Tuesday, March 12, 2013

Costco is proving Republicans and the Wal-Mart wrong by paying workers a living wage while also earning record profits.

Finally, some good news from the private sector dispelling the middle class killing myth that higher wages kill growth.

From PoliticusUSA:  While Wal-Mart experienced February sales that were considered, “total disaster,” Costco’s earnings for the second quarter of the year climbed 39%. The New York Times reported, “Costco Wholesale’s net income for its second quarter climbed 39 percent as it pulled in more money from membership fees, sales improved and it recorded a large tax benefit.”
Costco CEO Craig Jelinek openly supports raising the minimum wage to $11.50 an hour, “At Costco, we know that paying employees good wages makes good sense for business. We pay a starting hourly wage of $11.50 in all states where we do business, and we are still able to keep our overhead costs low. An important reason for the success of Costco’s business model is the attraction and retention of great employees. Instead of minimizing wages, we know it’s a lot more profitable in the long term to minimize employee turnover and maximize employee productivity, commitment and loyalty. We support efforts to increase the federal minimum wage.”

I agree wholeheartedly. supply-siders and trickle-down tools have been proven wrong time and time again that higher wages stunt economic growth. Simply not true. Even the known fascist Henry Ford wanted his employees to make enough money to afford the cars that they built.

From "Daily Finance" (not exactly a liberal magazine) : In 1914, a business executive named Henry Ford did a startling thing: He announced that he was going to more than double the wages he was paying his employees, from $2.34 to $5 a day -- the equivalent of $120 a day in today's money.


More: The story you hear frequently about why Henry Ford made this decision was that he wanted to allow his workers to be able to afford to buy his cars. The wage increase certainly made the cars (and many other products) more affordable for Ford employees, but the historical consensus is that Ford actually made this decision for a different reason: To reduce employee turnover--and, in so doing, reduce recruiting and replacement cost. Regardless, it worked.

I highly recommend reading the whole article - very informative.

I hope Wal-Mart Management is reading the same articles but I doubt it. 

From PBS: Wal-Mart is the largest employer in the United States after the Federal government with over 925,000 employees. Each year, the company hires 550,000 more employees - three times the number of people the U.S. military recruits every year - replacing those lost to rapid turnover and replenishing its workforce.

Imagine if all those people made a living wage. It's easy if you try.
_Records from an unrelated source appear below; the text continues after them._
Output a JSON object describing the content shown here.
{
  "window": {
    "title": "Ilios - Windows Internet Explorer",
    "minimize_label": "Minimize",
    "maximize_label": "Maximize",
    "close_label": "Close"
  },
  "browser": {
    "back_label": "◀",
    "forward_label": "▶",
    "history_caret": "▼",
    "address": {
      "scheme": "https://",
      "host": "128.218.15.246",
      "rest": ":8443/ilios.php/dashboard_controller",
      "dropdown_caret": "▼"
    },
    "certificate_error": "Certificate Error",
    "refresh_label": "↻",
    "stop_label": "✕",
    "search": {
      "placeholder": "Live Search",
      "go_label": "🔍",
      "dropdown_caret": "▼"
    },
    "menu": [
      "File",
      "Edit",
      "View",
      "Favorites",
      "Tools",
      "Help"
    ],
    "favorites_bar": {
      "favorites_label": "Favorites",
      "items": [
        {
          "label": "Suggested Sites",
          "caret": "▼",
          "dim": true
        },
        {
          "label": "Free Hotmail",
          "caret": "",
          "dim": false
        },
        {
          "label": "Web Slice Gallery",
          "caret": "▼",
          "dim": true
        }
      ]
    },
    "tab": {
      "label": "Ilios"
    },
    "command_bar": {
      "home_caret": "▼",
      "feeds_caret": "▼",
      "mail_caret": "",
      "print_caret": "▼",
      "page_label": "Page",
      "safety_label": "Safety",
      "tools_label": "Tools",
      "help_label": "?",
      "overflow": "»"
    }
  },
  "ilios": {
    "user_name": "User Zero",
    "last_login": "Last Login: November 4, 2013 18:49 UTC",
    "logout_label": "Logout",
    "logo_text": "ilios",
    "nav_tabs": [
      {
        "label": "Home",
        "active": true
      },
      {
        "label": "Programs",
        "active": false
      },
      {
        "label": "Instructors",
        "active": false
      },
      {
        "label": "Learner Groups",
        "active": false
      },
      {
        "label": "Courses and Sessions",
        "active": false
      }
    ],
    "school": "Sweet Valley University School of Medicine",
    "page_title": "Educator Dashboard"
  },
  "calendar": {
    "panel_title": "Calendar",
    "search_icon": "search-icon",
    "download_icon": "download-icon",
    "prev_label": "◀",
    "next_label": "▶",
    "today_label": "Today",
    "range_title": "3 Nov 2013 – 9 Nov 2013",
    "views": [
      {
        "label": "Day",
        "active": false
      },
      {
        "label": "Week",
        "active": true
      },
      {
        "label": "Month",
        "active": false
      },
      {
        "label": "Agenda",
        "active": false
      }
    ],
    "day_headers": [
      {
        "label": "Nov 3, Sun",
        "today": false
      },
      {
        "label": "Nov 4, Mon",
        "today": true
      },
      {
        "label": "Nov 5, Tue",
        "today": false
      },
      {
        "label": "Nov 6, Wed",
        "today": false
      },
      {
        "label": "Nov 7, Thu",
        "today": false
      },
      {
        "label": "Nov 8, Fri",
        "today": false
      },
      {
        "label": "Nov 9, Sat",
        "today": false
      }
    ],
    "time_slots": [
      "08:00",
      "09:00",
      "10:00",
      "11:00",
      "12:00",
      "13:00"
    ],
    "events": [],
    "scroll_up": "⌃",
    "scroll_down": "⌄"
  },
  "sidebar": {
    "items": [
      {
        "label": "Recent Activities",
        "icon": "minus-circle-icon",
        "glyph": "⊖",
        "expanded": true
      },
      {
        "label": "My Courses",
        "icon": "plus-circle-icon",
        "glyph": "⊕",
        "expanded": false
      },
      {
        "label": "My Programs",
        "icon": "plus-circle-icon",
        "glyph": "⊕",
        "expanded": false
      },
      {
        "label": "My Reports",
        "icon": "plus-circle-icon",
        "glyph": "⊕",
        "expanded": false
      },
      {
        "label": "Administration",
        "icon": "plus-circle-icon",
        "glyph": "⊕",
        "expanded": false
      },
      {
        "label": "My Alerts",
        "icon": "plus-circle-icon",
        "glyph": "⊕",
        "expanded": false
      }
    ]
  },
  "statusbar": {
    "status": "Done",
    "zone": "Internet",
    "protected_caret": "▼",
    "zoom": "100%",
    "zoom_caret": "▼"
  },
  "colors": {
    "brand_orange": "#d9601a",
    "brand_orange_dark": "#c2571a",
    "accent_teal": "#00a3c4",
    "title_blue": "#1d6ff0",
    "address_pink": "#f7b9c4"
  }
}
A worker at Costco makes $19.50 after four and a half years, according to Slate Magazine. It’s about $7 an hour more than employees with the same seniority at Costco’s competitor, Sam’s Club.
Some Wall Street analysts haven’t been happy about that or about the company’s generous health plan. No doubt, Costco could be making a higher profit. And yet, the company does just fine. The value of Costco stock has more than doubled since 2009, and the company’s founder, James Sinegal, said those wages buy the company a low rate of employee turnover and theft.
Costco’s generosity saw renewed publicity recently when Wal-Mart became mired in strikes over low pay and bad labor relations. Although Wal-Mart is admittedly a much bigger company, the Costco model proves you don’t have to squeeze employees to be successful.
'Nuff said. 

1 comment:

  1. They don't read anything that would change their policy for the better treatment of their workers.

    Only that which worsens it.

    Thanks for the reporting!

    I love shopping at Costco.

    When shopping is required.

    Love ya,